Over the years, wireless access has become an increasingly integral part of how the NYU community stays connected and pursues its academic and administrative goals. When the fledgling NYURoam service was launched in the Fall 2004 semester, it was used by just over 6,000 individuals. During the Spring 2011 semester, over 45,000 NYU-affiliated individuals logged into NYURoam, not including those who used the Guest wireless network.
This demand for wireless connectivity was also reflected in requests from students in NYU residence halls, who have long had Internet access via hardwired data jacks, but expressed ever-increasing interest in having access to NYURoam from their rooms. In 2009, recognizing the importance of campus-wide wireless access, the University committed funding for a four year project to deliver wireless data service to “all usable space provided by the University,” including NYU’s 20 residence halls and the remaining academic and administrative spaces without NYURoam coverage.
Since that time, ITS has done a tremendous amount of work to achieve that goal, deploying approximately 2,800 wireless access points (APs), over 1,700 of which are located in NYU’s residence halls. NYURoam is now available in 75% of residence halls, and connecting the remaining 25% is the focus of our current efforts. Based on current progress, all residence halls are expected to be “lit up” prior to the Fall 2012 term—a year ahead of schedule.

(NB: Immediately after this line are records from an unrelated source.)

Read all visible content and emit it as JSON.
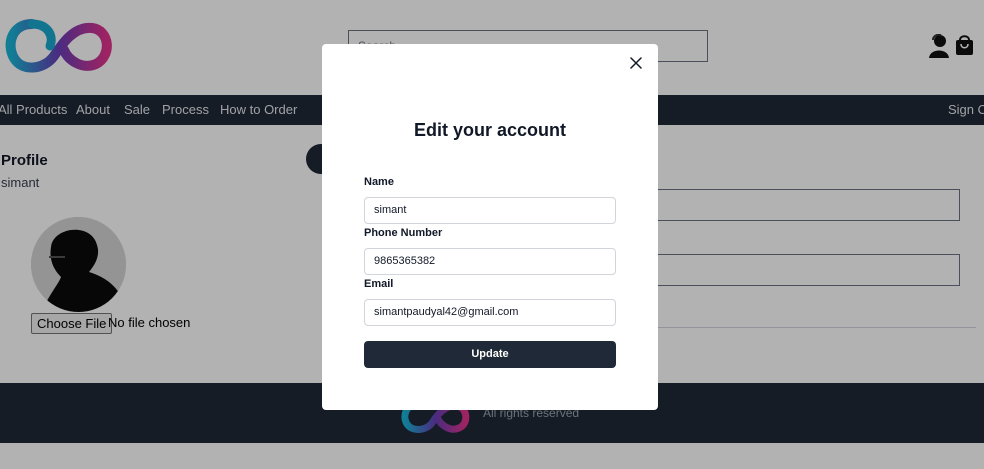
{
  "header": {
    "search_placeholder": "Search",
    "logo_icon": "infinity-logo-icon",
    "user_icon": "user-icon",
    "cart_icon": "shopping-bag-icon"
  },
  "nav": {
    "items": [
      "All Products",
      "About",
      "Sale",
      "Process",
      "How to Order"
    ],
    "sign_out": "Sign Out"
  },
  "profile": {
    "title": "Profile",
    "username": "simant",
    "file_button": "Choose File",
    "file_status": "No file chosen"
  },
  "footer": {
    "text": "All rights reserved"
  },
  "modal": {
    "title": "Edit your account",
    "close_icon": "close-icon",
    "fields": {
      "name": {
        "label": "Name",
        "value": "simant"
      },
      "phone": {
        "label": "Phone Number",
        "value": "9865365382"
      },
      "email": {
        "label": "Email",
        "value": "simantpaudyal42@gmail.com"
      }
    },
    "submit_label": "Update"
  },
  "colors": {
    "navbar": "#1f2937",
    "button": "#1f2937",
    "overlay": "rgba(0,0,0,0.30)"
  }
}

Along with expanding coverage, much effort has been made to ensure the speed and reliability of the NYURoam network. The latest NYURoam hardware supports the IEEE 802.11n standard, allowing for connection speeds of up to 144 Mbps. All access points are monitored and managed by central wireless LAN controllers (WLCs) located at strategic points around the campus. Each of these controllers has a standby WLC at a different location on NYU’s network, providing full service redundancy in the event of a WLC failure.
For a complete list of all locations with NYURoam wireless service, see the NYURoam Wireless: Access Locations page.
About the author
Carlo Cernivani is a Senior Project Manager for Planning and Implementation within ITS’ Communications & Computing Services.